New Monthly HIV Injection is Set to Replace Daily ARV Drugs

Good news abound on the horizon for those infected with HIV as new monthly HIV injection is set to replace daily ARV drugs. According to respected medical reports injecting HIV medicine monthly or 2 is as effective in suppressing the virus as taking daily medications.
New Monthly HIV Injection Set to Replace Daily ARV Drugs
New Monthly HIV Injection Set to Replace Daily ARV Drugs
Specifically an eight-month clinical trial reported in Pharmabiz and conducted by ViiV health care together with Janssen Sciences ireland (one of the Janssen: Pharmaceutical firms of Johnson & Johnson). Monthly injections could additionally improve adherence rates by reducing the potential of skipped doses.

“Going from many pills a day — like ten, 20 pills a day — to now one pill, to now one injection each 2 months is I suppose a large medical technical accomplishment,” said Paul Stoffels, Johnson & Johnson’s chairman of pharmaceuticals, in a teleconfrence call with reporters. “Despite great progress in HIV treatments, the burden of treating HIV patients remains high. Long-acting injectable drug formulations might provide another choice for HIV maintenance medical aid.”

Just 32-weeks into the 96-week phase 2b trial, known as caffe latte a pair of, researchers were so affected with results they declared them to the press associate degreed ar presenting them in an coming conference.
The study compared a long-acting injectable combination of 2 separate medications (cabetogravir and rilpivirine ) with a three-drug daily pill regime (which paired cabotegravir with 2 nucleoside reverse transcriptase inhibitors).
Once HIV enters T4 white blood cells, the virus uses an accelerator, called reverse polymerase, to copy parts of its RNA into the cell’s human desoxyribonucleic acid via a method referred to as “reverse transcription.” Rilpivirine blocks that reverse transcription process by binding to and blocking the catalyst.
Meanwhile cabetogravir attacks HIV at another purpose in the virus’s lifecycle.
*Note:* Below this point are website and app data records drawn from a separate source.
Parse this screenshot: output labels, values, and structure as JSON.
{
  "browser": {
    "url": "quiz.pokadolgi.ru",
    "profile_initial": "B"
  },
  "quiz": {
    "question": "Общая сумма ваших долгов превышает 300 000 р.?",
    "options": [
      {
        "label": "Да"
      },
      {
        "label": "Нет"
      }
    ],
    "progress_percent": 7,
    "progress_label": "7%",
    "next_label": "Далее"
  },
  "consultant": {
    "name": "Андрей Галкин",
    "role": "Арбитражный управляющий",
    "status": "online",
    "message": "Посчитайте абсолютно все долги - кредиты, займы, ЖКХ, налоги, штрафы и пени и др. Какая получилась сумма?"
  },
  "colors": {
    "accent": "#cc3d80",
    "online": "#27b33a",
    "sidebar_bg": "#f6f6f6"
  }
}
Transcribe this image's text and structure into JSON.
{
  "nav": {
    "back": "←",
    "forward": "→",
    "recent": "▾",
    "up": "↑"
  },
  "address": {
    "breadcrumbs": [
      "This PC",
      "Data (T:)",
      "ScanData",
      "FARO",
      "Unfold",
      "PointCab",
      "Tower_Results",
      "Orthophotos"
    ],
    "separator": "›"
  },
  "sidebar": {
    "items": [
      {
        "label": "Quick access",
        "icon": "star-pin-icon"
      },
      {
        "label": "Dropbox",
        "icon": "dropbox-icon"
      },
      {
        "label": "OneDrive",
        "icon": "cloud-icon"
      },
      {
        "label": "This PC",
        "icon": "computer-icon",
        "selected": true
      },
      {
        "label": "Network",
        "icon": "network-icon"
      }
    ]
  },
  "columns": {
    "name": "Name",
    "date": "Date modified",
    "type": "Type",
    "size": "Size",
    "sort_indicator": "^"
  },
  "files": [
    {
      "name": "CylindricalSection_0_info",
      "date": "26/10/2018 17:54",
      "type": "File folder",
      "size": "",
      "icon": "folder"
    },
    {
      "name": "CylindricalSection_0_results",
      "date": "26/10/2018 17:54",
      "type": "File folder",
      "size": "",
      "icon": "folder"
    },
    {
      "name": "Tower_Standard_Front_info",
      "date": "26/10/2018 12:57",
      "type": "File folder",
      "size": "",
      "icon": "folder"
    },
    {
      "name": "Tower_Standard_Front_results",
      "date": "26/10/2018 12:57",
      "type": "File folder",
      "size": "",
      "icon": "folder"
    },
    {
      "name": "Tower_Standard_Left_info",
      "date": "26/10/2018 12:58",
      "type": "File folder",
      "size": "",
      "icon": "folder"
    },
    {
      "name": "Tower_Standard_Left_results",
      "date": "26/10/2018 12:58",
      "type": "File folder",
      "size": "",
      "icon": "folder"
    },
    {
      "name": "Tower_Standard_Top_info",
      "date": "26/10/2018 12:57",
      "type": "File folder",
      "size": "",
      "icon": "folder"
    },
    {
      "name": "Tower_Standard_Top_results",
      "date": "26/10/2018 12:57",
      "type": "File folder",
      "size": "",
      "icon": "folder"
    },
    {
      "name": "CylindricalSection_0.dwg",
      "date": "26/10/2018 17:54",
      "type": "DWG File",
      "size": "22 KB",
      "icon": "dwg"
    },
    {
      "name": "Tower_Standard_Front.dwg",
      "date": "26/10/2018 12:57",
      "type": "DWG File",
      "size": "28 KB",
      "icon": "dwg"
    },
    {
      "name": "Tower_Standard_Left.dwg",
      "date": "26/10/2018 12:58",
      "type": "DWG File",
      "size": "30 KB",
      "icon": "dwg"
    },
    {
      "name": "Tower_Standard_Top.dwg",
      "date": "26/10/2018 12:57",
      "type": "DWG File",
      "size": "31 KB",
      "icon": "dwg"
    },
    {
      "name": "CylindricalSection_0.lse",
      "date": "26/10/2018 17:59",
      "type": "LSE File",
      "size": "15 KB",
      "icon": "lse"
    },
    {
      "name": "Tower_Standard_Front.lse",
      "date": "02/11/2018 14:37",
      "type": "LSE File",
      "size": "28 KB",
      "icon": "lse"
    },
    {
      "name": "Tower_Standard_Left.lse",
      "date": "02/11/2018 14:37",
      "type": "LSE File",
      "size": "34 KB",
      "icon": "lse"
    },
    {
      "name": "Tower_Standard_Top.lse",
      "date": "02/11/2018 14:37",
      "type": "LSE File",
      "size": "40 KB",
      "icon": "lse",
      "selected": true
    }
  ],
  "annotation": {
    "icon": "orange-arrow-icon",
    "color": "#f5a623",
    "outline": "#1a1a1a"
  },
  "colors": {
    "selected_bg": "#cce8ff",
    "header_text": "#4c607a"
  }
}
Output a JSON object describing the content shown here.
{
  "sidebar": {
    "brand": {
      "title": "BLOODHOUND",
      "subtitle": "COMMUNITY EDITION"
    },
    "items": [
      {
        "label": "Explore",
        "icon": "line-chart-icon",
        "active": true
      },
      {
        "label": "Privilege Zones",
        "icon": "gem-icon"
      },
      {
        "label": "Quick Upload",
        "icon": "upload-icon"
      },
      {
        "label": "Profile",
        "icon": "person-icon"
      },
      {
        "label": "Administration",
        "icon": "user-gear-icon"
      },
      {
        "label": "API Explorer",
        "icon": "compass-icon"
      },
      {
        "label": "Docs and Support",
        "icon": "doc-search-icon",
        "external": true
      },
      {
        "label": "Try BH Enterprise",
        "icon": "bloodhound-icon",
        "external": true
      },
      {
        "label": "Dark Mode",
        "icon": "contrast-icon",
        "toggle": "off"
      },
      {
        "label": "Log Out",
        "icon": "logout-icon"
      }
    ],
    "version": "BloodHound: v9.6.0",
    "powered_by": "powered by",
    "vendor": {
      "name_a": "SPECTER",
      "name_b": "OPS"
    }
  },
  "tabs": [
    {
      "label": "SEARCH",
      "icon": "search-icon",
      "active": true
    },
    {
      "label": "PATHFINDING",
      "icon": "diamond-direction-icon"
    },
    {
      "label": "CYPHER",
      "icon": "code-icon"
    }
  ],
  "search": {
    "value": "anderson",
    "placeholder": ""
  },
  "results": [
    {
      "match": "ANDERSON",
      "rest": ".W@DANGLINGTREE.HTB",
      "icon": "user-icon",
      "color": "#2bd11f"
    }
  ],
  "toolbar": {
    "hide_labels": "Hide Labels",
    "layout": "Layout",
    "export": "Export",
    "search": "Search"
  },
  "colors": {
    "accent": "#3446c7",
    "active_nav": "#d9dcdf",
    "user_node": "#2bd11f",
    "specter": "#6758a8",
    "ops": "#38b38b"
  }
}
After the virus transcribes its RNA into desoxyribonucleic acid, it then must integrate that desoxyribonucleic acid into the white blood cell’s desoxyribonucleic acid.
It does this with the facilitation of another catalyst, integrase, which cabetogravir blocks from doing its job. Patricipants in the clinical trials where either virally suppressed on antiretroviral medical aid (ART) or were HIV-positive and not previously on medication (what researchers refer to as “ART-naïve” or “treatment-naïve”).
After reaching virologic suppression on oral medical aid the patients were later on randomised to one of 3 studies to receive either the injections every four or eight weeks or continue on the oral treatments.

Regardless of frequency of the shots, patients receiving intramuscular injections of the long formulation had infective agent suppression rates comparable with daily combination medical aid. However, patients on monthly injections reported additional pain at the injection location then those receiving the shots each 2 months.
Overall, injection site pain was additionally the most usually reported side effect, and it was extreme enough lead a minority of participants to withdraw from the study thanks to “injection intolerance.” John C Pottage, Jr., chief scientific and medical officer at ViiV Healthcare targeted on the trials’ positives, saying, in a written statement, “These initial phase IIb information work long cabotegravir and rilpivirine ar promising and build on the results we've seen thus far. We look forward to seeing any results as we tend to come in the 3rd phase.”
As currently produced, the drug must stay cold and would requires to be administered by a medical skilled person because it needs large a dose to be prescribed for at-home injections.

Stoffels acknowledged that there is still work to be done. But the pharmaceutical leader highlighted how far the fight against HIV has come since he began his career in the continent of AFRICA. “Back in the late ’80s in Africa once the HIV epidemic was fully growth, it was devastating,” Stoffels recalled.

It may be ANother 5 years till it’s accessible but an injectable, monthly HIV treatment could free individuals living with HIV from AN endless regime of daily pills, while reducing medication fatigue and increasing adherence. Thats a win win to many advocates.